Supervisor Todd Spitzer, whose district includes the rural canyons of Orange County, told activists this week that he hasn’t yet decided whether to vote for an appeal in defense of a controversial housing project in Santiago Canyon.
Yet many activists wonder how Spitzer could still be on the fence on a project that has been debated for so long and where the opposing positions are so clear. The development also has generated substantial campaign contributions for supervisors.
Canyon activists are concerned that the county will appeal a recent Superior Court ruling that rejected the county supervisors’ approval of the 65-home Saddle Crest development and changes to the canyons’ land-use plan.
Spitzer replaced Supervisor Bill Campbell on the Board of Supervisors in January after the board voted to approve Saddle Crest. As the area’s supervisor, Spitzer is a key vote on whether to appeal.
At this Tuesday’s board meeting, county supervisors were implored by Modjeska Canyon resident Steven Duff to not continue the fight.
“My first point would be that this case seems to be a legal loser. Judge [Steven] Perk’s decision was thoughtful, reasoned, fair, articulate, concise,” Duff said.
“It was pushed through by Supervisor Spitzer’s predecessor. It is not clear to me what the political impetus would be in pursuing this matter,” he added. “It gives the appearance, if not the outright fact, of supporting one developer’s narrow business interests over the interest of the county as expressed in the [Foothill-Trabuco Specific Plan].”
In response, Spitzer said he was studying the issue carefully as he weighs whether to vote for an appeal.
“Not only am I getting caught up, I’m doing absolutely my due diligence,” Spitzer said. “I have a responsibility to understand this project fully, and I also have a responsibility to speak about it in a way to share my views with my colleagues.”
“Just rest assured, I haven’t formed any opinions, and I’m still working on it, Mr. Duff,” he added.
Canyons activist Gloria Sefton wondered what was delaying Spitzer’s opinion. “It’s such a clear victory.
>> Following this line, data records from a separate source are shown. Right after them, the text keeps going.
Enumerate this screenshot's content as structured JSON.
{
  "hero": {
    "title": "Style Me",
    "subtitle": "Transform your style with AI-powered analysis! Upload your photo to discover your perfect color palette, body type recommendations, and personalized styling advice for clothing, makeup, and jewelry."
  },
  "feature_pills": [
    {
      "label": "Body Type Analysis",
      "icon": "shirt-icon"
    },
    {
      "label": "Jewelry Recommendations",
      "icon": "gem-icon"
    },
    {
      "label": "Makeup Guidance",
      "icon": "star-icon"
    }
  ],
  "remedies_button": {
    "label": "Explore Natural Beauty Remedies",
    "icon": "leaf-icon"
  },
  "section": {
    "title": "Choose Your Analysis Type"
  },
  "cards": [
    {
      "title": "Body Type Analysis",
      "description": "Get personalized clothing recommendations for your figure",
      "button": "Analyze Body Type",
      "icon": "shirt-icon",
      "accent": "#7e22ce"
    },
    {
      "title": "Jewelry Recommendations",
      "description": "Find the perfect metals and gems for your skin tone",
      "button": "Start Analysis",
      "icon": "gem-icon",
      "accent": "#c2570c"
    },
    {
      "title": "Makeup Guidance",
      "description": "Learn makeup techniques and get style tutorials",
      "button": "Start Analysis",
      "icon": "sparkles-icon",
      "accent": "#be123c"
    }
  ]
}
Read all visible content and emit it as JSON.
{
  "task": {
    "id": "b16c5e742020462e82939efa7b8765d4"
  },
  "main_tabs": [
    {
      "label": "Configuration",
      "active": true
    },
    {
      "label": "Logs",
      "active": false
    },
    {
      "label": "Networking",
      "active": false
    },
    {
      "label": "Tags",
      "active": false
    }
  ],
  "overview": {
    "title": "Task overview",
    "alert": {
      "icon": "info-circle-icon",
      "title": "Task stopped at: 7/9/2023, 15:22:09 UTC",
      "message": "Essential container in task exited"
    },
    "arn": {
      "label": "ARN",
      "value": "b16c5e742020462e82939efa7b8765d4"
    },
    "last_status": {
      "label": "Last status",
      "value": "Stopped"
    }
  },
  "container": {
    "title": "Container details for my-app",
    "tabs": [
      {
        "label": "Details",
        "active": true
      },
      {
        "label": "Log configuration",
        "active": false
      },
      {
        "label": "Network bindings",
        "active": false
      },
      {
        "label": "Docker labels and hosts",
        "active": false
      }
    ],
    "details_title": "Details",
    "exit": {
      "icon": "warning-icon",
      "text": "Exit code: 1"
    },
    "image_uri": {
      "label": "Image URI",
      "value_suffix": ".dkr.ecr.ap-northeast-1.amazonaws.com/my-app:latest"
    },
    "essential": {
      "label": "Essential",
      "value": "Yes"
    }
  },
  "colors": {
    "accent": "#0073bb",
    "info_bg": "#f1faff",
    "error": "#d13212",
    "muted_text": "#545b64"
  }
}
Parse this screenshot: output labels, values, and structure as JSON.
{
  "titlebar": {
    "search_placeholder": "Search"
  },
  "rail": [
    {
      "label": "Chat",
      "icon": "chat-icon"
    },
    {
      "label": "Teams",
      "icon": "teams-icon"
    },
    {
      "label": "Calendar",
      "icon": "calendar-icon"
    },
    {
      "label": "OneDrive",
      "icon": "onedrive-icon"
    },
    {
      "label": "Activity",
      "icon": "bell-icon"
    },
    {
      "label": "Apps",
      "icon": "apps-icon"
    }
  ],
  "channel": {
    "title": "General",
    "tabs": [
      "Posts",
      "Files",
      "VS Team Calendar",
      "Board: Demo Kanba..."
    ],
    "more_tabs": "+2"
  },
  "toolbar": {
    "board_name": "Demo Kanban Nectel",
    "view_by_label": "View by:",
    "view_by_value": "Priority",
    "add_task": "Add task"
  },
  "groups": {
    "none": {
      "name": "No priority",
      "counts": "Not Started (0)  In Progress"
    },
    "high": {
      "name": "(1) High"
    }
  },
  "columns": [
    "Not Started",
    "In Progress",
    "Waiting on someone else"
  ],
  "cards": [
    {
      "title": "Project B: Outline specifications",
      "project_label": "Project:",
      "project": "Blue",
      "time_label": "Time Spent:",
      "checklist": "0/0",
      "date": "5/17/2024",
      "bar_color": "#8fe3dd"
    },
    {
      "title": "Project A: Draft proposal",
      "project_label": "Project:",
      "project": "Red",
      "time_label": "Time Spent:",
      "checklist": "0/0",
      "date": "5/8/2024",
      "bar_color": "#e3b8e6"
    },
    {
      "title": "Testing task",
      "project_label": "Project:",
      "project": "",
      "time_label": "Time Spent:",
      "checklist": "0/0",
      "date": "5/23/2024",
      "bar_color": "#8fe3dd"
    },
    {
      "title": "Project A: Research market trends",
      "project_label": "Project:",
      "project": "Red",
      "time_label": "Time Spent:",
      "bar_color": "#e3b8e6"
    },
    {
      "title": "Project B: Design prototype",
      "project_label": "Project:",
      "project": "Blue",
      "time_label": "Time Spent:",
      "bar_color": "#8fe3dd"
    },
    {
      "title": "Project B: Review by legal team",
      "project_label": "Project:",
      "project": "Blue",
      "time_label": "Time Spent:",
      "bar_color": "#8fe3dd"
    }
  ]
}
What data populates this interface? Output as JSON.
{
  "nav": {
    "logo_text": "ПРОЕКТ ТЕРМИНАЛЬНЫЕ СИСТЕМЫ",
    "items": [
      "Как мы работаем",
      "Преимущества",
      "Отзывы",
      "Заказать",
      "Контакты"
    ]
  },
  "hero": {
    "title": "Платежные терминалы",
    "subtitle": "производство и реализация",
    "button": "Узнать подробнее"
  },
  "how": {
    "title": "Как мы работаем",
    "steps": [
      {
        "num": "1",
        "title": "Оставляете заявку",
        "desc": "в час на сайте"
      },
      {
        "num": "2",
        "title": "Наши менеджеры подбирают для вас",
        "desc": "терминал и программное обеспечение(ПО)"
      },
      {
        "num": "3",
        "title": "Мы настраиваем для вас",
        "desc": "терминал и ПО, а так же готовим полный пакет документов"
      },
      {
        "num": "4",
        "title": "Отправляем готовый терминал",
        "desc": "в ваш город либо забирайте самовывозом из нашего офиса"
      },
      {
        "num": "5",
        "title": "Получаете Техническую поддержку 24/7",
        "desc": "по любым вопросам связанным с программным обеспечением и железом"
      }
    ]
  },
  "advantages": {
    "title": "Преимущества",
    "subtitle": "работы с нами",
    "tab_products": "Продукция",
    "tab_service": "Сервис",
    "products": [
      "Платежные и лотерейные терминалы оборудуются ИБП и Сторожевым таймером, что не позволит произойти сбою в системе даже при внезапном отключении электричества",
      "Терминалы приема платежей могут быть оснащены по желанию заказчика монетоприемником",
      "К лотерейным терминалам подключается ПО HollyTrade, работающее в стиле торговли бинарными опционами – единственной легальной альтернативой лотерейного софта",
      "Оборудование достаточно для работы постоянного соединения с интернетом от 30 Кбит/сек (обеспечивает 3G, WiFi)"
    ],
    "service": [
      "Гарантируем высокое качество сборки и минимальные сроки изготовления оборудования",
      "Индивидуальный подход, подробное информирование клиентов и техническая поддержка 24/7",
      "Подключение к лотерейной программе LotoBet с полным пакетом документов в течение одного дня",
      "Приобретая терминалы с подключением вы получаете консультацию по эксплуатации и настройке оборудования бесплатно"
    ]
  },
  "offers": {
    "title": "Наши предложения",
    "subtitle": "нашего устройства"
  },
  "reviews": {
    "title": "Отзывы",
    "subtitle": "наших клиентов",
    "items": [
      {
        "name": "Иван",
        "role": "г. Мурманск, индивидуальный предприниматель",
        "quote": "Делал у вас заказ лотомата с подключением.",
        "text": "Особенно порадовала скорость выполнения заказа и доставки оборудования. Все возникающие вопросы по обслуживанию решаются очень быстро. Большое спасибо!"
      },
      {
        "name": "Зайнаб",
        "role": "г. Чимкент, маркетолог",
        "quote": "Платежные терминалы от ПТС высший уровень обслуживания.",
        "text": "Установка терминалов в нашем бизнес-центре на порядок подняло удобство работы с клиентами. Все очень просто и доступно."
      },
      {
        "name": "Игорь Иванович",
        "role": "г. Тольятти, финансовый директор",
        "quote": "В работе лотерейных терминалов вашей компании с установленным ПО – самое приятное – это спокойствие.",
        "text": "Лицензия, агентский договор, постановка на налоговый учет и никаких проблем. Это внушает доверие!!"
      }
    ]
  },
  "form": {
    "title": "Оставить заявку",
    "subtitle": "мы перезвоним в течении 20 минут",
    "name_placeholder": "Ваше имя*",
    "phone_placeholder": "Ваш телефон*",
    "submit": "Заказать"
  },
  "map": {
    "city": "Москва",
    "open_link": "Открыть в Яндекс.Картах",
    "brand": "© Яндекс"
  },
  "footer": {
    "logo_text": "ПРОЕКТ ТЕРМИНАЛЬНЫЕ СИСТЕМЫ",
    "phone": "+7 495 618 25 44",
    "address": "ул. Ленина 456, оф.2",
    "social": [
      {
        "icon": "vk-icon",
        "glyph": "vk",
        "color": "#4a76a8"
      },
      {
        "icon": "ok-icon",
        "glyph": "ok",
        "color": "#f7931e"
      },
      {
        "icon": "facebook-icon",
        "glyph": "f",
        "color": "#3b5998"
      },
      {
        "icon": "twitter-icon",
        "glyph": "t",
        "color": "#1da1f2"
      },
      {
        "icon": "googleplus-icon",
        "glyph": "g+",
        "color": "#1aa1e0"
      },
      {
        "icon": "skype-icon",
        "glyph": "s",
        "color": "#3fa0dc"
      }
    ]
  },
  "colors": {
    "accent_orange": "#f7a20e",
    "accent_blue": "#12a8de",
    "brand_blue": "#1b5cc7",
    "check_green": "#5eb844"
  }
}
What aspect of it is still subject to review?” she asked.
“I think for Todd it’s got to be what do his constituents want and what’s best for the county, not for a single developer or developers in general.”
Through a spokesman, Spitzer declined to clarify his uncertainty.
“He’s going to do his due diligence to understand the issue, and when it comes before the board, he will address it further,” said spokesman Eugene Fields.
Asked what Spitzer’s stance was when he ran for office last year, Fields said, “It had already been passed by the previous board, so it wasn’t a campaign issue.”
Canyon activists are concerned that last year’s changes to the Foothill-Trabuco Specific Plan pave the way for an array of new housing developments in the county’s rural canyons.
In a community editorial published by Voice of OC this week, Sefton wrote, “Those amendments would have changed the shape of the rural canyons forever by allowing ancient oak forests to be replaced with acorns and seedlings, by flattening out natural hills and valleys, and by packing in tract homes, first along scenic Santiago Canyon Road with this development, then throughout and beyond Trabuco Canyon,”
Rutter Development, the project’s developer, didn’t return a phone message seeking comment.
Last month, Judge Perk declared that when supervisors approved the development, they failed to comply with the California Environmental Quality Act, the state’s land-use laws and the county’s own land-use plans.
Perk sided with activists in ruling that the county made illegal changes to the Foothill-Trabuco Specific Plan, which is designed to preserve the area’s rural character.
He also ruled the county was undercounting the project’s traffic impacts by using an improper analysis.
County officials haven’t announced when the supervisors will discuss whether to appeal the ruling.